- Advice for Christian writers: “We must not, of course, write anything that will flatter lust, pride or ambition. But we needn’t all write patently moral or theological work. Indeed, work whose Christianity is latent may do quite as much good and may reach some whom the more obvious religious work would scare away. The first business of a story is to be a good story. When Our Lord made a wheel in the carpenter shop, depend upon it: It was first and foremost a good wheel. Don’t try to ‘bring in’ specifically Christian bits: if God wants you to serve him in that way (He may not: there are different vocations) you will find it coming in of its own accord. If not, well—a good story which will give innocent pleasure is a good thing, just like cooking a good nourishing meal. . . . Any honest workmanship (whether making stories, shoes, or rabbit hutches) can be done to the glory of God.”

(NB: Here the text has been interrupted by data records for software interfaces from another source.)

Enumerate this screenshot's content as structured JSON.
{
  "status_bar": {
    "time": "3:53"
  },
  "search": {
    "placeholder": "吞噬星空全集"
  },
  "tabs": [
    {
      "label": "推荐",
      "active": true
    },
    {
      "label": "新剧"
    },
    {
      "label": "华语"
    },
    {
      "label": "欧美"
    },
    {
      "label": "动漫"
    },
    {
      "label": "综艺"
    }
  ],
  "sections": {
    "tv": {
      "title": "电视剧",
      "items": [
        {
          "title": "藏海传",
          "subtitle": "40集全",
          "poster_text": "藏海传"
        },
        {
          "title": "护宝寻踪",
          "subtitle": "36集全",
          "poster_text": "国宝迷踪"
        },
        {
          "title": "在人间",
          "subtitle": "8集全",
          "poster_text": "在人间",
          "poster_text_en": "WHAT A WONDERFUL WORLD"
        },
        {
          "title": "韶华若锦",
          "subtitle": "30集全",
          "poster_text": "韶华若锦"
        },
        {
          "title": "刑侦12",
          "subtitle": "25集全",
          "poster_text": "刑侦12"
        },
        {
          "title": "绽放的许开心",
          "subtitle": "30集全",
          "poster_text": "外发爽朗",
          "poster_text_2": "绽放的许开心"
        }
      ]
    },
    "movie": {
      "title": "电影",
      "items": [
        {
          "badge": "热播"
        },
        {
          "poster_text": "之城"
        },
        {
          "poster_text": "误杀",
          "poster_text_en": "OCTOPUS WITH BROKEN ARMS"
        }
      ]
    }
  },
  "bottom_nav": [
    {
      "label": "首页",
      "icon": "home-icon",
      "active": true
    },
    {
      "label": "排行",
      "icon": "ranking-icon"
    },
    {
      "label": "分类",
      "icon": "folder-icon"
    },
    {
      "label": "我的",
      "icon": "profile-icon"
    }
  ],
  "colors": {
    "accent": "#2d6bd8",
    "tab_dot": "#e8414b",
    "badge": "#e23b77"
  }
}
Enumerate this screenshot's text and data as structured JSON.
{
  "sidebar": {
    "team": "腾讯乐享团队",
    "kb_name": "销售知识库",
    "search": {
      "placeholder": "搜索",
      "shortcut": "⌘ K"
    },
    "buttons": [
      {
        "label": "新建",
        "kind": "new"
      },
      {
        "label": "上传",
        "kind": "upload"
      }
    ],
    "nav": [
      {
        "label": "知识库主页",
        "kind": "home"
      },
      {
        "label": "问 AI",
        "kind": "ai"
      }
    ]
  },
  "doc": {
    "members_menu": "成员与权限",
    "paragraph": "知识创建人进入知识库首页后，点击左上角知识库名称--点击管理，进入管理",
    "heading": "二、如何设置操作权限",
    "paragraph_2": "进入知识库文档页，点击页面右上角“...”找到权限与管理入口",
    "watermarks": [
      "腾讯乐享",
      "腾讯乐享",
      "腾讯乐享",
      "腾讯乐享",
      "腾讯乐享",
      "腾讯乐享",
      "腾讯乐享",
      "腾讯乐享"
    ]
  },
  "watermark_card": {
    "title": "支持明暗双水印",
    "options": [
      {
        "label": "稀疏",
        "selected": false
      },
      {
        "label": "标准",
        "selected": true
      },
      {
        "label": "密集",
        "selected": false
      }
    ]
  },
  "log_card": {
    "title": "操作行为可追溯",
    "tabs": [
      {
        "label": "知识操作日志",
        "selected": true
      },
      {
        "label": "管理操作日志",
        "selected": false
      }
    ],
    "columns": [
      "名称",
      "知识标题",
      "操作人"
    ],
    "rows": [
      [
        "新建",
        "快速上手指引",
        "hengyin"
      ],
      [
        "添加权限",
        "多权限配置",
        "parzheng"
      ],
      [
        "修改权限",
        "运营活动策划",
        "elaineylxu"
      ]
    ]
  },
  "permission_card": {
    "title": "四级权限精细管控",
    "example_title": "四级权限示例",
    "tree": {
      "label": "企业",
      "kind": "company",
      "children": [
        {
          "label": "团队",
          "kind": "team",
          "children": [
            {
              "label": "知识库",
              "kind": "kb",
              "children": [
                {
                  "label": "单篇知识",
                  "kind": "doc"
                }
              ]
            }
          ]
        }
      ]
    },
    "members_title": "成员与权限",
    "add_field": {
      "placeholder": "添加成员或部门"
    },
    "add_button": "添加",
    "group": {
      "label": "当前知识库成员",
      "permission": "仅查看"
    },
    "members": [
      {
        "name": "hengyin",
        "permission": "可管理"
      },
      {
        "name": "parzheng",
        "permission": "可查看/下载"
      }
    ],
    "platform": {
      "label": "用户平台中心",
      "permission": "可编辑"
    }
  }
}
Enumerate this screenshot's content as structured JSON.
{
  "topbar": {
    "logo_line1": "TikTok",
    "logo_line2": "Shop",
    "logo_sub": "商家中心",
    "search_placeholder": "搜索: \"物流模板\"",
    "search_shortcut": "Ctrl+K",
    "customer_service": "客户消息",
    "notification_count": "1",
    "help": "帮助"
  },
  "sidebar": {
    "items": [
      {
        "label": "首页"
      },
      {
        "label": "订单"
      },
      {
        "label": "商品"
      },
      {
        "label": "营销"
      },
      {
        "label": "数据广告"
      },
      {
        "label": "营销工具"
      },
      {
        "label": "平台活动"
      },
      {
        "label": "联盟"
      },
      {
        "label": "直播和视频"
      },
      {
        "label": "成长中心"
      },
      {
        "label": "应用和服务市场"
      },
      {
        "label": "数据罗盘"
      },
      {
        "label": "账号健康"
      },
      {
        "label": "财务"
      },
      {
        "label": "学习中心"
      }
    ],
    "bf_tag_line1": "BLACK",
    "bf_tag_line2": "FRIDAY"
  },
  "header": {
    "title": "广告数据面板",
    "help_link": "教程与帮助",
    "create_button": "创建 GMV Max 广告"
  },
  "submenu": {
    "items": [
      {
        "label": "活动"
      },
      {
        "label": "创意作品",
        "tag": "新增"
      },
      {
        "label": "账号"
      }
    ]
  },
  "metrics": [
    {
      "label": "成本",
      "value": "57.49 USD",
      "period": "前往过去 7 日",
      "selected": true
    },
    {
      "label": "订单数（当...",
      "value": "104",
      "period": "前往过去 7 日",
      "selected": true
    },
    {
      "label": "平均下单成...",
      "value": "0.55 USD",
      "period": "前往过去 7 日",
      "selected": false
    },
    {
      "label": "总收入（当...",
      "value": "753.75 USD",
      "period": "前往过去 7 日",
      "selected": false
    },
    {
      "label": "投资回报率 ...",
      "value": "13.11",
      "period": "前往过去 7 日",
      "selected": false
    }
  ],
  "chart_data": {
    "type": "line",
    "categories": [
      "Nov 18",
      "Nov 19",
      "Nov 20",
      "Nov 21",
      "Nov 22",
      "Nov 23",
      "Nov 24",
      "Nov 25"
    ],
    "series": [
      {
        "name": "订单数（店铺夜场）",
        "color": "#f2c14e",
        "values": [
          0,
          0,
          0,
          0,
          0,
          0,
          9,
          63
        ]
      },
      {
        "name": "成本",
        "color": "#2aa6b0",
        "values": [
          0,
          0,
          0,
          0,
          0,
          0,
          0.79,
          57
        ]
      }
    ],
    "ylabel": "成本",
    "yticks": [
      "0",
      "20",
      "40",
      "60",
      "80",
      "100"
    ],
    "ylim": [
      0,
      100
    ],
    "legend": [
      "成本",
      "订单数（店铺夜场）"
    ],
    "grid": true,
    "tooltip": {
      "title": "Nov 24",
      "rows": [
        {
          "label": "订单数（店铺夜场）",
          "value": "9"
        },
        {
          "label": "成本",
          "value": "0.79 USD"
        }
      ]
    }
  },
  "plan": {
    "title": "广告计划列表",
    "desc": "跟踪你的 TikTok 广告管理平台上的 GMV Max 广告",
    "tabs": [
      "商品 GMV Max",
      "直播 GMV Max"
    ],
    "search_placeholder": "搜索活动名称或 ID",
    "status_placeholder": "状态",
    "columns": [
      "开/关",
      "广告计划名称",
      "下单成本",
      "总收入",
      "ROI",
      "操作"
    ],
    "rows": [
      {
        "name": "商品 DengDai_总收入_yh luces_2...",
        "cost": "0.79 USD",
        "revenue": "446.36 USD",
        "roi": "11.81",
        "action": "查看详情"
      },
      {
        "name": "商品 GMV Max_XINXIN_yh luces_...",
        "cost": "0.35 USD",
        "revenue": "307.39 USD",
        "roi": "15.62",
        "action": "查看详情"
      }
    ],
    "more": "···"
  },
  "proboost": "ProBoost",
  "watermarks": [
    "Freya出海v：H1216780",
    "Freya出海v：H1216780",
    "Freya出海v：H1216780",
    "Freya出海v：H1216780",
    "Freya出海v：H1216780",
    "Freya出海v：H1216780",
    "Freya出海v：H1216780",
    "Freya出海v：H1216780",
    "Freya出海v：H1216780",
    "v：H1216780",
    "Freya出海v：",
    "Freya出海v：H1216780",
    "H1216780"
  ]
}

Wow. This basically covers all the basic writing questions I’ll ever have. Like, if I knew advice number six, I would still have at least three uncompleted work I would have loved to read again. (In a spit of fury and resentment, I’d thrown them into the trash after dramatically crumpling them. The worst thing a writer can ever do.)
I hope this was encouraging and helpful to you as it was for me. Are there any other Lewis fanatics out there? I would love to chat with you about C. S. Lewis’s writing life in the comments below.
Until next week, comrades!